If you’re hiking and camping wherever you choose, you have the ultimate freedom. You’re not restricted by roads or campsites or kit, you’re free to wander as you choose and explore the incredible scenery around you.
There is of course, some need to have the right kit with you in order to be self sustainable. Unless you’re Bear Grylls you’re not going to be able to live in the wilderness for a camping trip without essential gear.
Below, you’ll be able to find out exactly which kit you need to go solo into the exciting wild and wonderful surroundings you are itching to explore:
You will need a backpack to put all your important stuff in, which makes the backpack one of the most important pieces of kit you will choose.
There is no ‘one size fits all’ backpack for any hiker because there are so many different considerations for each person.

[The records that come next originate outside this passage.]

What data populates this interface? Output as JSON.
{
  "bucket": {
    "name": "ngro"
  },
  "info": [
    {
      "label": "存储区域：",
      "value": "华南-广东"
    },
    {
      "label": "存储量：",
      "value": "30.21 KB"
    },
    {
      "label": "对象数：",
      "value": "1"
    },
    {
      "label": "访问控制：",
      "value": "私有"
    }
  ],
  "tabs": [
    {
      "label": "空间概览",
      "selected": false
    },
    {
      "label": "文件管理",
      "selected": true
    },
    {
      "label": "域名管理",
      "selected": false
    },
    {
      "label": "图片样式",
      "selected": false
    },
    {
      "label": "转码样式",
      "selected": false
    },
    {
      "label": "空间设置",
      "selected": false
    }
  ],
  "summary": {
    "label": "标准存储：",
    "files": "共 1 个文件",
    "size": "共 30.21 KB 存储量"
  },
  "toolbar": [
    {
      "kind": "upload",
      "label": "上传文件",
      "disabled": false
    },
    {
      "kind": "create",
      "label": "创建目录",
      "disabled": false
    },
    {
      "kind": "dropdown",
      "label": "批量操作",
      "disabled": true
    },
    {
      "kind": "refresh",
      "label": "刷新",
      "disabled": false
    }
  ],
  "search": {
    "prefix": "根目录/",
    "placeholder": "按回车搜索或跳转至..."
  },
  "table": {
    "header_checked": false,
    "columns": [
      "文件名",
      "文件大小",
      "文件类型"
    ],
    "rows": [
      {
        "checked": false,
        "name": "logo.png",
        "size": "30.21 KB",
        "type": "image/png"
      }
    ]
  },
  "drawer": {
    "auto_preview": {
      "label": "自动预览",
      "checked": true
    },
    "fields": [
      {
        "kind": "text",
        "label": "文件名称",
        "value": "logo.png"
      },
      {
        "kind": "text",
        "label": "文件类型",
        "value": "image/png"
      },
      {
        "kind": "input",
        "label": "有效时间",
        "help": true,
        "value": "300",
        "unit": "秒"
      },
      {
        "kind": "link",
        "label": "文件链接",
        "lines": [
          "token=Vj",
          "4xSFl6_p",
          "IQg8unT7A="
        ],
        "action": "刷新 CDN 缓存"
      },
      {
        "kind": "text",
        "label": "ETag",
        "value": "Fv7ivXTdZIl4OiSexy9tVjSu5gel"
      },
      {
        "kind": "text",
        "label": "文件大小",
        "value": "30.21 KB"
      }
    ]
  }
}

Where you are going, what you are doing and how long you’re going for will all affect your pack needs. The pack will also need to fit well to your body and handle the weight you put in and on it.
With the volume you’ll need to think about how much kit you’re taking and how long you’re travelling for. You can get anything from extremely light daypacks all the way to full packs designed for year long trekking.
If you’re unsure, visit an outdoor department store where you can discuss your kit, your trip and your needs and an expert there can help advise you. You’ll also want a waterproof cover for your backpack for extra protection.
In all cases, make sure you don’t opt for a backpack because of how it looks unless it is the right practical choice for you.
Sleep is so important when you’re working hard walking around, exploring, setting a campfire, foraging and cooking. Surviving is actually exhausting right?! So your sleeping gear makes a huge difference because it enables you to sleep comfortably and soundly, helping you wake up feeling refreshed and ready for the next big adventure in the morning.
One of your most important pieces of kit is your tent. Because you’re carrying it around with you, you’ll want a lightweight tent which is easy to put up and put away. Inside that tent you’ll be putting a sleeping bag, a mat and a pillow. You could buy an all-in-one sleeping suit but they are quite bulky as one unit, so they might not be as practical choice as you think. Duck down sleeping bags tend to be the warmest but they can be difficult to care for, and expensive. If you do opt for duck down, checkout this useful video on caring for the bag whilst camping and at home when it is being stored.
You might also want to consider opting for hammocking with a sleeping bag instead of using a tent. This handy video tells you more about camping this way.
It will be a bit heavy carrying around metal tins with you in a backpack, so you’ll need some sort of cooking kit, even if it is just to heat up some water for a brew in the morning. A portable camping stove and fuel is a good start. Then you’ll want perhaps one mess tin you can cook with and a camping mug.
A set of cutlery or a multi-tool is also a good idea, as well as a water bladder, some smaller water bottles, food and a washcloth. How little you take it up to you. Some people hunt, prepare, cook and eat off the same penknife so, your level of Bear Grylls style survival is your decision!
Survival kit is all dependent on your experience, your preferences and your skills. Ideally, you’ll have a combination of ‘analogue’ items and more modern items so you’re not depending on either type for information or help. For example: you might have a GPS device you power using camping solar panels. If for any reason your GPS device fails, or you don’t get the weather you were expecting, you will instead want a map and a compass.
Here are some survival kit choices you will want to consider:
- Waterproof bags
- A light towel
- Matches/ fire lighting kit
- Swiss Army Knife
- Anti-bacterial gel
- Toilet roll
- A tarp
You can read more tips about the right kind of ‘survival’ gear to take camping with you in this handy article.
What you wear when you hike and camp has a huge impact on your comfort levels and ultimately your happiness. It only takes one day of rubbing hiking boots to make a mega-blister that will have you miserable for days. Ill fitting trousers or shorts can cause chaffing. Clothes that aren’t weatherproof can leave you cold and possibly contribute towards you getting sick. Think carefully about every single piece of clothing you will be wearing and never take something you have never worn before because it could be a big regret if it turns out to be ill-fitting or uncomfortable.
“The outside is the only place we can truly be inside the world.”
― Daniel J. Rice
Take Your Time
Whatever you do, take your time. Your safety, comfort and enjoyment on this trip really will depend a lot on your preparation. The right combination of kit will ensure your solo hiking and camping trip is memorable in all the right ways.